Menu

The bad habits making you look older faster

older woman looking concerned at reflection in mirror

There’s nothing fun about the ageing process, which seems to happen in the blink of an eye. But could you be doing things that speed the process up? Research suggests you just may be.

As we age, nearly all our body’s internal processes slow down and take longer to complete or recover. This includes everything from skin cell turnover to how long it takes to bounce back after a workout.

This leaves room for signs of the ageing process to creep in. These changes can be surprising and upsetting if they happen earlier than expected. It’s not possible to avoid these changes completely, but there are ways to slow the process down.

These are the main behaviours to avoid if you’re looking to slow the signs of ageing, or even reverse them.

Read: What is retinol? Is it anti-ageing’s gold standard for skincare?

Sleeping on your side
This may come as a bit of a shock, as most adults sleep on their side at least for some of the night. But lying for long periods on either side of your body can produce wrinkles on your face, with one study finding that the compression to the face during sleep causes facial distortions, leading to the formation of wrinkles over time.

Not using sunscreen
This one might seem obvious, but being overexposed to the ultraviolet rays of the sun can increase the ageing rate by as much as 80 per cent. Too much sun exposure will leave your face showing marked signs such as wrinkling, dryness, sagging, and spotty pigmentation.
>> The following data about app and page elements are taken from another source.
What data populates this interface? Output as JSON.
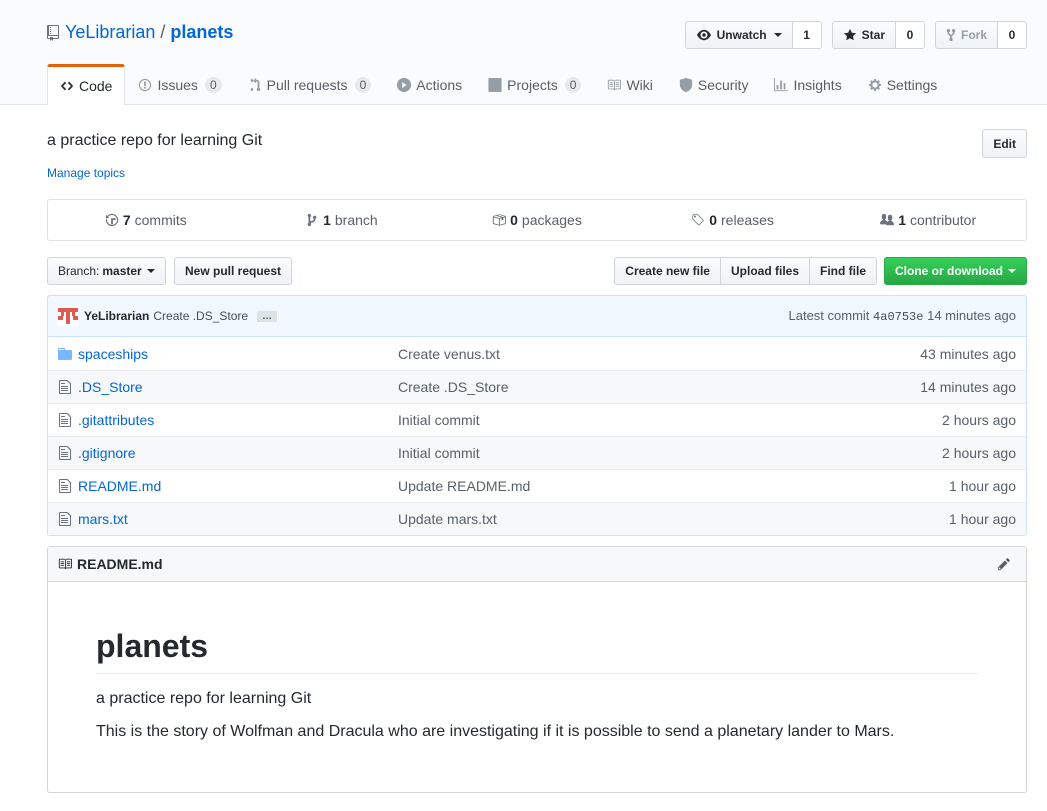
{
  "repo": {
    "owner": "YeLibrarian",
    "separator": "/",
    "name": "planets"
  },
  "actions": {
    "watch_label": "Unwatch",
    "watch_count": "1",
    "star_label": "Star",
    "star_count": "0",
    "fork_label": "Fork",
    "fork_count": "0"
  },
  "nav": {
    "code": "Code",
    "issues": "Issues",
    "issues_count": "0",
    "pulls": "Pull requests",
    "pulls_count": "0",
    "actions": "Actions",
    "projects": "Projects",
    "projects_count": "0",
    "wiki": "Wiki",
    "security": "Security",
    "insights": "Insights",
    "settings": "Settings"
  },
  "description": "a practice repo for learning Git",
  "manage_topics": "Manage topics",
  "edit_label": "Edit",
  "summary": {
    "commits_num": "7",
    "commits_label": "commits",
    "branch_num": "1",
    "branch_label": "branch",
    "packages_num": "0",
    "packages_label": "packages",
    "releases_num": "0",
    "releases_label": "releases",
    "contributor_num": "1",
    "contributor_label": "contributor"
  },
  "filenav": {
    "branch_prefix": "Branch:",
    "branch_name": "master",
    "new_pr": "New pull request",
    "create_file": "Create new file",
    "upload_files": "Upload files",
    "find_file": "Find file",
    "clone": "Clone or download"
  },
  "commit": {
    "author": "YeLibrarian",
    "message": "Create .DS_Store",
    "ellipsis": "…",
    "latest_label": "Latest commit",
    "sha": "4a0753e",
    "age": "14 minutes ago"
  },
  "files": [
    {
      "type": "folder",
      "name": "spaceships",
      "message": "Create venus.txt",
      "age": "43 minutes ago"
    },
    {
      "type": "file",
      "name": ".DS_Store",
      "message": "Create .DS_Store",
      "age": "14 minutes ago"
    },
    {
      "type": "file",
      "name": ".gitattributes",
      "message": "Initial commit",
      "age": "2 hours ago"
    },
    {
      "type": "file",
      "name": ".gitignore",
      "message": "Initial commit",
      "age": "2 hours ago"
    },
    {
      "type": "file",
      "name": "README.md",
      "message": "Update README.md",
      "age": "1 hour ago"
    },
    {
      "type": "file",
      "name": "mars.txt",
      "message": "Update mars.txt",
      "age": "1 hour ago"
    }
  ],
  "readme": {
    "filename": "README.md",
    "heading": "planets",
    "para1": "a practice repo for learning Git",
    "para2": "This is the story of Wolfman and Dracula who are investigating if it is possible to send a planetary lander to Mars."
  },
  "colors": {
    "link": "#0366d6",
    "accent_tab": "#e36209",
    "clone_green": "#28a745",
    "commit_bg": "#f1f8ff"
  }
}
Australian researchers followed more than 900 participants for four years, tracking their rates of sunscreen use, including reapplying sunscreen after being outside for a few hours, after going in the water or after sweating heavily.

They found that those who had used sunscreen regularly (as in every time they went outside) were 24 per cent less likely to show increased signs of ageing.

Read: Omega-3 supplements may slow cellular ageing

Consuming too much sugar
Most people know eating too much sugar has a number of negative health effects. But did you realise it also contributes to making you look older?

The process is called glycation and is caused by an excess of glucose combined with the collagen and elastin fibres in your skin.

This sets off a chemical reaction that forms destructive molecules called Advanced Glycation End Products (AGEs). Glucose overlaps around the collagen and elastin fibres and with time they become rigid and can even break and lose their activity. With age, the AGE molecules accumulate and end up destroying the support cushion of the skin formed by elastin and collagen.

Not getting enough sleep
It’s recommended that adults get at least seven hours sleep per night. But among older adults, getting enough sleep is even more important.

One study found that even a single night of insufficient sleep can actually make individual cells of the body age much quicker.

Read: Science uncovers foods that fight ageing and improve brain health

Overexposure to electronic devices
Similar to soaking up too much sunlight, a common problem in today’s world is how much we’re exposed to light from our electronic devices. High energy visible (HEV) light from electronics has the ability to penetrate deeper into your skin and ultimately lead to premature ageing.

Dermatologists have found that spending four eight-hour workdays in front of a computer exposes you to the same amount of energy as 20 minutes in the midday sun.

Over time this exposure to electronic devices combined with daily exposure from the sun can speed up the ageing process.

If you enjoy our content, don’t keep it to yourself. Share our free eNews with your friends and encourage them to sign up.

Leave a Reply

Exit mobile version